Southeast Missouri State University student publication

10th annual VintageNOW fashion show features 'Heroes and Legends'

Wednesday, October 23, 2019
Katelyn Lollas, wearing fuchsia tinted sunglasses, a large fur coat and pleated flare pants, is seen walking the runway as Janis Joplin during the 2019 VintageNOW fashion show.
Photo by Nicolette Baker

A Tina Turner look-alike twirled, gold fringe flying, as she danced in front of the cheering crowd. Sheer fabric floated behind a model as she gracefully draped the fabric behind her. A toddler in the audience danced along to the show’s blasting music while wearing a sequined Superman outfit.

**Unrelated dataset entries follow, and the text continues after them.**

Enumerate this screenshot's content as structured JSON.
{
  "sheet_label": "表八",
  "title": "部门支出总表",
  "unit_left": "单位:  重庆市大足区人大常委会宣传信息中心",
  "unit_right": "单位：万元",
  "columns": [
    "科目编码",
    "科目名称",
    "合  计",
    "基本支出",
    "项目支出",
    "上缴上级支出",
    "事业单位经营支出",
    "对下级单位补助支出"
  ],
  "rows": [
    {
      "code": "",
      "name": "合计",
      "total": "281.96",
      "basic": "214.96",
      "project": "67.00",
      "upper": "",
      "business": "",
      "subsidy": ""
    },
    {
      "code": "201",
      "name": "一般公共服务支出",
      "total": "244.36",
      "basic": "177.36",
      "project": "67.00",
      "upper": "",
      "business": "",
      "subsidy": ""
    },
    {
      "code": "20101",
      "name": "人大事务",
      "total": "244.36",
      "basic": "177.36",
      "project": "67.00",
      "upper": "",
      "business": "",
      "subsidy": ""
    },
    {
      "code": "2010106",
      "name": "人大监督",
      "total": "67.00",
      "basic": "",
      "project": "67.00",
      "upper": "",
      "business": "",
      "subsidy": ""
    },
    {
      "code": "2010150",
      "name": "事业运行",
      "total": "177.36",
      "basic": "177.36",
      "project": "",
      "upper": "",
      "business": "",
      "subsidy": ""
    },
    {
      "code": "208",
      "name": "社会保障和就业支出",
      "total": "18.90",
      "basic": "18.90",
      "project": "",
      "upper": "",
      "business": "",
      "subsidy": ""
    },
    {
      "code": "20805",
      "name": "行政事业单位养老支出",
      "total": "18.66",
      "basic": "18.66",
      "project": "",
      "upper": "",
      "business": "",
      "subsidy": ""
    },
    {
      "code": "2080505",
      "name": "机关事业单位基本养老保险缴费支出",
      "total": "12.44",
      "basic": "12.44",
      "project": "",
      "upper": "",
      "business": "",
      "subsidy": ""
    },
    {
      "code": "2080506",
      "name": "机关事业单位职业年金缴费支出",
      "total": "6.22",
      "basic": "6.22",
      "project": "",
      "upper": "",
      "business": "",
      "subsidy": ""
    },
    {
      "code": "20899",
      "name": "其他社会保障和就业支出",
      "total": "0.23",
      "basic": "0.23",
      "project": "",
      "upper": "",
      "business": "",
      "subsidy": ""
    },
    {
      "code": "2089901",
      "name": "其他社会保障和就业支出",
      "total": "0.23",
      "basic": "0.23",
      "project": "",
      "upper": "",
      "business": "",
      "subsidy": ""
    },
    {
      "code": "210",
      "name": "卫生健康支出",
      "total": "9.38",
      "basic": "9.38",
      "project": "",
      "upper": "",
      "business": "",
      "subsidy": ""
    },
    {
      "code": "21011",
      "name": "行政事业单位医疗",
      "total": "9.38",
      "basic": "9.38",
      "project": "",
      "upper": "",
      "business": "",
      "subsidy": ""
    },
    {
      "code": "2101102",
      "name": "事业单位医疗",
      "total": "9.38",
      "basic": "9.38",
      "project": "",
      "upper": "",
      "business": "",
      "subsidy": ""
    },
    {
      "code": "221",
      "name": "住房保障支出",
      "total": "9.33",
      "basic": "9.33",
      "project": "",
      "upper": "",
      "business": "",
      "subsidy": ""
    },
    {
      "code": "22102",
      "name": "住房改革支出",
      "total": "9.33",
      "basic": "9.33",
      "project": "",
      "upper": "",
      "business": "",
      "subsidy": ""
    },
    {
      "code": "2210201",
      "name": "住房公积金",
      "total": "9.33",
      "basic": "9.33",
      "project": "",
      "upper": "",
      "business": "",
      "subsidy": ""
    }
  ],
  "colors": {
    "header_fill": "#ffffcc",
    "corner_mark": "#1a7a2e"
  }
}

The 10th annual VintageNOW fashion show benefiting the Safe House for Women sold more than 1,920 tickets for the nearly three-hour “Heroes and Legends” themed show. Fifty models took the runway dressed as historical and contemporary icons such as Sally Ride, Marilyn Monroe and Oprah.

The proceeds from the VintageNOW fashion show directly benefit the Safe House for Women in Cape Girardeau. The Safe House for Women is a not-for-profit private business that provides housing and resources for those affected by domestic violence.

In addition to vintage clothing, the show featured live reptiles, fire and several rollerskating models. Each outfit echoed the model’s appearance and personality, as some also carried props, lip-synced to music or struck iconic poses.

The runway led models from backstage before diverting into four separate wings, allowing a performance as several models to walk on the runway at once. The models struck a pose at the end of each runway, sometimes waving to the crowd or blowing kisses.

The focus of the night was on heroes — something audience member James Fortner said means making a positive change in someone else’s life.

“Being a hero takes many forms,” Fortner said. “I would define it as making a difference in some way in someone else’s life. It doesn’t matter what way, as long as you make a positive influence on someone.”

During the first segment, as heroes walked the runway, one woman stepped out in loungewear and a bathrobe, holding the hand of a child. She represented the women who the Safe House for Women helps daily.

The annual VintageNOW fashion show has raised some $425,000 in the past decade, taking home $98,500 last year after expenses, according to Jessica Hill, director of the Safe House for Women in Cape Girardeau.

A portion of these proceeds recently funded a new shelter facility, Hill said. Out of the total amount raised, $240,000 from three years’ fashion show proceeds was used to build a $2 million shelter.

The new 40-bed shelter opened in June, replacing a former 17-bed facility. It provides better accessibility for those with disabilities, as well as a private room, which was used recently to accommodate a male victim of domestic violence, Hill said.

“We are really helping clients become safe and sustainable after abuse,” Hill said. “It’s a really unique event that gives us that opportunity.”

Safe House Mental Health Counselor Amy Binson has attended the fashion show for the past three years. Binson said as many women enter the shelter with only the clothing on their backs, the Safe House for Women, funded by events such as VintageNOW, can help provide these resources for individuals.

Southeast sorority Alpha Chi Omega volunteered at the event for the second year in a row. Member Stephanie Williams said the funds from this event can locally impact women and men in the community affected by domestic violence.

Model Breyana Ray walked the runway in an outfit inspired by Beyonce’s “Lemonade,” wearing a yellow dress and carrying a baseball bat similar to the singer’s “Hold Up” music video.

“My final thought before walking on stage was that this experience really isn’t about me, it isn’t about any of the models, it’s about the women we walk for,” Ray said.

If you or someone you know is experiencing domestic violence, reach out to the domestic violence hotline at 1-800-799-SAFE (7233). The Safe House for Women also provides a 24-hour crisis hotline at 1-800-341-1830, where individuals can seek resources and get in touch with help. **